Hundreds of thousands of people can be infected annually by animals carrying the coronavirus related to the one that causes Covid-19 in China and Southeast Asia, according to a study emphasizing the ongoing pandemic threat of spillover events.
An average of 400,000 of these infections occur each year, most are unrecognized because they cause mild symptoms or no symptoms and are not easily transmitted between people, researchers from the EcoHealth Alliance and the Singapore Duke-NUS School of Medicine said in a study. released Thursday before peer review. and publication. Still, each overflow represents an opportunity for viral adaptation that could lead to a Covid-like outbreak.
The question of where and how the virus that causes Covid emerged has become particularly contentious, with some leaders blaming a hypothetical leak from a laboratory in Wuhan, China that studies pathogens. The new research, supported by the U.S. National Institute of Allergy and Infectious Diseases, is based on evidence that bats are the primary host animals for viruses like SARS-CoV-2 and that people living nearby of their shelters are especially vulnerable.
“This is probably the first attempt to estimate how often people are infected with SARS-related bat coronaviruses,” said Edward Holmes, an evolutionary biologist at the University of Sydney who was not involved in the research. Humans are continually exposed to bat coronaviruses, he said. “Given the right circumstances, one of them could eventually cause a disease outbreak.”
Nearly two dozen species of bats that can be infected by coronavirus inhabit an area of Asia more than six times the size of Texas, and southern China and parts of Myanmar, Laos, Vietnam, and Indonesia are considered the riskiest of the contagion. Peter Daszak and his colleagues at the New York-based EcoHealth Alliance used bat distribution models and ecological and epidemiological data to estimate the risk of exposure to SARS-related coronaviruses and the rate of unreported human-bat infections. in China, South Asia and Southeast Asia.

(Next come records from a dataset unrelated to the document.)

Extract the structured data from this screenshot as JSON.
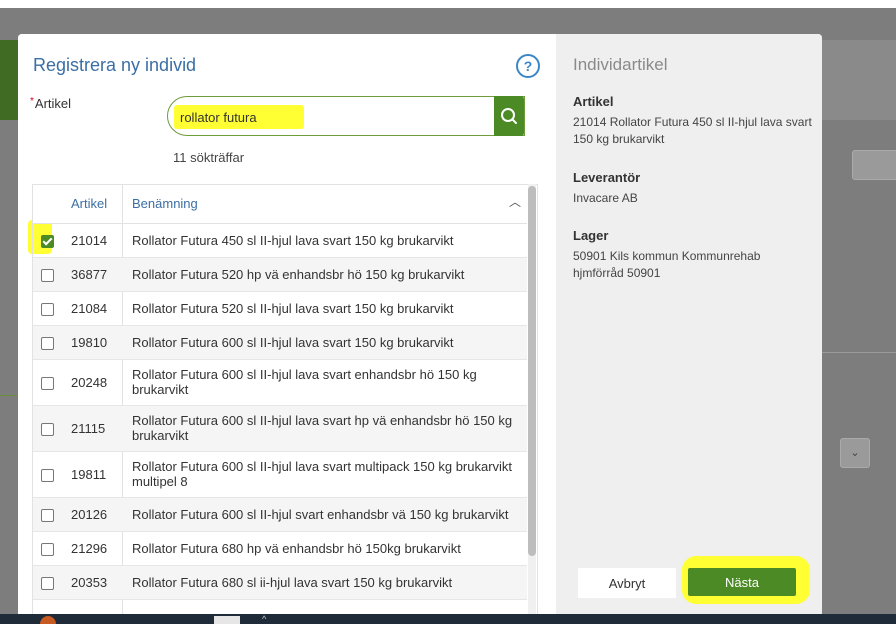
{
  "dialog": {
    "title": "Registrera ny individ",
    "artikel_label": "Artikel",
    "required_mark": "*",
    "search": {
      "value": "rollator futura"
    },
    "hits_text": "11 sökträffar",
    "table": {
      "columns": [
        "Artikel",
        "Benämning"
      ],
      "rows": [
        {
          "artikel": "21014",
          "name": "Rollator Futura 450 sl II-hjul lava svart 150 kg brukarvikt",
          "checked": true
        },
        {
          "artikel": "36877",
          "name": "Rollator Futura 520 hp vä enhandsbr hö 150 kg brukarvikt",
          "checked": false
        },
        {
          "artikel": "21084",
          "name": "Rollator Futura 520 sl II-hjul lava svart 150 kg brukarvikt",
          "checked": false
        },
        {
          "artikel": "19810",
          "name": "Rollator Futura 600 sl II-hjul lava svart 150 kg brukarvikt",
          "checked": false
        },
        {
          "artikel": "20248",
          "name": "Rollator Futura 600 sl II-hjul lava svart enhandsbr hö 150 kg brukarvikt",
          "checked": false
        },
        {
          "artikel": "21115",
          "name": "Rollator Futura 600 sl II-hjul lava svart hp vä enhandsbr hö 150 kg brukarvikt",
          "checked": false
        },
        {
          "artikel": "19811",
          "name": "Rollator Futura 600 sl II-hjul lava svart multipack 150 kg brukarvikt multipel 8",
          "checked": false
        },
        {
          "artikel": "20126",
          "name": "Rollator Futura 600 sl II-hjul svart enhandsbr vä 150 kg brukarvikt",
          "checked": false
        },
        {
          "artikel": "21296",
          "name": "Rollator Futura 680 hp vä enhandsbr hö 150kg brukarvikt",
          "checked": false
        },
        {
          "artikel": "20353",
          "name": "Rollator Futura 680 sl ii-hjul lava svart 150 kg brukarvikt",
          "checked": false
        }
      ]
    }
  },
  "panel": {
    "title": "Individartikel",
    "artikel_label": "Artikel",
    "artikel_value": "21014 Rollator Futura 450 sl II-hjul lava svart 150 kg brukarvikt",
    "leverantor_label": "Leverantör",
    "leverantor_value": "Invacare AB",
    "lager_label": "Lager",
    "lager_value": "50901 Kils kommun Kommunrehab hjmförråd 50901",
    "cancel_label": "Avbryt",
    "next_label": "Nästa"
  },
  "icons": {
    "help": "help-circle-icon",
    "search": "search-icon",
    "sort": "chevron-up-icon"
  },
  "colors": {
    "accent_green": "#4c8a25",
    "title_blue": "#3b6ea5",
    "highlight": "#ffff33"
  }
}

“If you can stop this at the level of individual infections, you have a much higher chance of stopping the next pandemic,” Daszak said Tuesday in a Zoom interview.
The approach provides a proof of concept for a systematic risk assessment of wildlife overflow events to humans and a strategy to identify key geographic areas that can be prioritized for targeted wildlife, livestock and human surveillance, the researchers said.
Given the challenges of identifying the origins of Covid-19 and the pathways by which SARS-CoV-2 spread to people, this approach may also aid efforts to identify the geographic sites where the flooding first occurred. ”They said in the study.
Almost two years since Covid began infecting people in the central Chinese city of Wuhan, scientists have yet to determine the genesis of the pandemic. Daszak, who supports the wildlife source theory, has been criticized for collaborating in research funded by the National Institutes of Health at the Wuhan Institute of Virology on laboratory studies that some scientists say may have led to the creation of a parent virus.
No evidence has emerged to support the theory of laboratory leaks. Last month, the US intelligence community ruled out the possibility of China developing SARS-CoV-2 as a biological weapon, but no consensus was reached on its origin.
Daszak’s study estimated that a median of 50,000 bat-to-human overflow events occur annually in Southeast Asia and said the number could run into the millions.
That makes the risk of exposure to animal viruses in the wild “much, much greater than any possible exposure in a laboratory,” Holmes said. “And this is just bats. The risk of exposure is even greater when all possible ‘intermediate’ animal species are taken into account ”.
These include minks, civets, raccoon dogs, and other mammals commonly cultivated and traded for food and fur in Asia, according to the research. He said 14 million people were employed in wildlife farming in China alone in 2016, an industry worth $ 77 billion a year.
In Asia, about 478 million people live in an area inhabited by bats carrying the coronavirus, which covers most of Laos, Cambodia, Thailand, Vietnam, Nepal, Bhutan, Peninsular Malaysia, Myanmar, southeast China and the islands. western Indonesia. Hunting, trading, farming and consuming wildlife are common in this region, increasing the risk of exposure to bat-borne viruses, Daszak said.
Wildlife sampling in China has been much more intense than in neighboring countries, many of which are experiencing “dynamic social and environmental changes” known to increase the risk of flood events, Daszak and his colleagues said at the study.
“It’s not about finding viruses and saying ‘this country is high risk for the rest of the world,'” Daszak said. “It’s about finding communities within countries that are at risk and trying to prevent them from becoming infected by helping people in those communities reduce threats to public health.”